Lines of the listing below that contain the string "Birutė" are to be returned.

[Records for this task Boundary: Start]

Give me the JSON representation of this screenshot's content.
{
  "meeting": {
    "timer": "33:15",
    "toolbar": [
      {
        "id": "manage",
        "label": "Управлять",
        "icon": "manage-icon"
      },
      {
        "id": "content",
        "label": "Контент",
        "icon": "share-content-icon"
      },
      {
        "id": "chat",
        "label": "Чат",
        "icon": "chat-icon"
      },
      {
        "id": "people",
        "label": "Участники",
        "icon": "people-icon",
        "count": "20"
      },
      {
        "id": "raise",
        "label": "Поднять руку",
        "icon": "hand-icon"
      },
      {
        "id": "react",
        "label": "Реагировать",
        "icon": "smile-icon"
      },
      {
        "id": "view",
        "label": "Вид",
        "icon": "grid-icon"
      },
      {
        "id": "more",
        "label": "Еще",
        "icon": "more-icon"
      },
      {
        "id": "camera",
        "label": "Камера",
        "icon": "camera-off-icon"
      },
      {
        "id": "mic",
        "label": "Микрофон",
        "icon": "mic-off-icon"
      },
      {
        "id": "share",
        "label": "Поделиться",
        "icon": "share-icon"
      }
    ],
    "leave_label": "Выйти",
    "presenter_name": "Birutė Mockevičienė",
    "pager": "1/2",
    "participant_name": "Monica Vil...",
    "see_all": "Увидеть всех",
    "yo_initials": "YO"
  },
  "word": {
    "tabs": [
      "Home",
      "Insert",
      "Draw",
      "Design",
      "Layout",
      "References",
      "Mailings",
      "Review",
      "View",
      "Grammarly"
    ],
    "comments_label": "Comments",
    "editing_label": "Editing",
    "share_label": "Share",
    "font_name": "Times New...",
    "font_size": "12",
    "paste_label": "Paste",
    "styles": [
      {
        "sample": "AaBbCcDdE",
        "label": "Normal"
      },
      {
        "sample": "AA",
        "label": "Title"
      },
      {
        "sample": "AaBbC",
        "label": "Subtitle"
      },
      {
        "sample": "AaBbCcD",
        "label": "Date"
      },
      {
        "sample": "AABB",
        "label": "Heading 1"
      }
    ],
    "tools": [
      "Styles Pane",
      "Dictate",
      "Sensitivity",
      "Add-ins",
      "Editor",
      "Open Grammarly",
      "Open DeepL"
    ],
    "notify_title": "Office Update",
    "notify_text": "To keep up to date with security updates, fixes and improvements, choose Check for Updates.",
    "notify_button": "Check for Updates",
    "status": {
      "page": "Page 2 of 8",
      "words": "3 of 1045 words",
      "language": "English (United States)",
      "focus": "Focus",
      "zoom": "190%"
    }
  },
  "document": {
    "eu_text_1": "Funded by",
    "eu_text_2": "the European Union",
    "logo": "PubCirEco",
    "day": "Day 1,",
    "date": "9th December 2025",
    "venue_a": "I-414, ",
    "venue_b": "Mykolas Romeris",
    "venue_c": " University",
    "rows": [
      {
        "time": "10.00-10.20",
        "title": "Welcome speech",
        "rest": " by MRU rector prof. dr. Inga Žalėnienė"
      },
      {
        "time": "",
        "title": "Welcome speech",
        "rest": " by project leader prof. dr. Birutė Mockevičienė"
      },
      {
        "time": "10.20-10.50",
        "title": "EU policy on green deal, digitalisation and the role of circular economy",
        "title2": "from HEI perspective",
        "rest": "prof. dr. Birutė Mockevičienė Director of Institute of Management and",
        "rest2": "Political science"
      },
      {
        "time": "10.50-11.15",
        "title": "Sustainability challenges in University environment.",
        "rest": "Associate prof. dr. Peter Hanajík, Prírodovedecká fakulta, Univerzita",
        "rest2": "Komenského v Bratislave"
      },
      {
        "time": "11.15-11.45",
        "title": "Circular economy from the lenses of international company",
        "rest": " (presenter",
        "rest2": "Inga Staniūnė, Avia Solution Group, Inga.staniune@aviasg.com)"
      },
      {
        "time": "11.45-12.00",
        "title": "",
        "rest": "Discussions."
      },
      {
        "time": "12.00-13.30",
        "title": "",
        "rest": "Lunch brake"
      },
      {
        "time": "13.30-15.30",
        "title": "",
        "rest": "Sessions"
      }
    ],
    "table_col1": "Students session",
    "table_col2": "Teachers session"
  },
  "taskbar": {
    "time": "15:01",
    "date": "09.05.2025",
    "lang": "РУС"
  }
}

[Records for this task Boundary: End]

_Reply to the exercise_
    "presenter_name": "Birutė Mockevičienė",
        "rest": " by project leader prof. dr. Birutė Mockevičienė"
        "rest": "prof. dr. Birutė Mockevičienė Director of Institute of Management and",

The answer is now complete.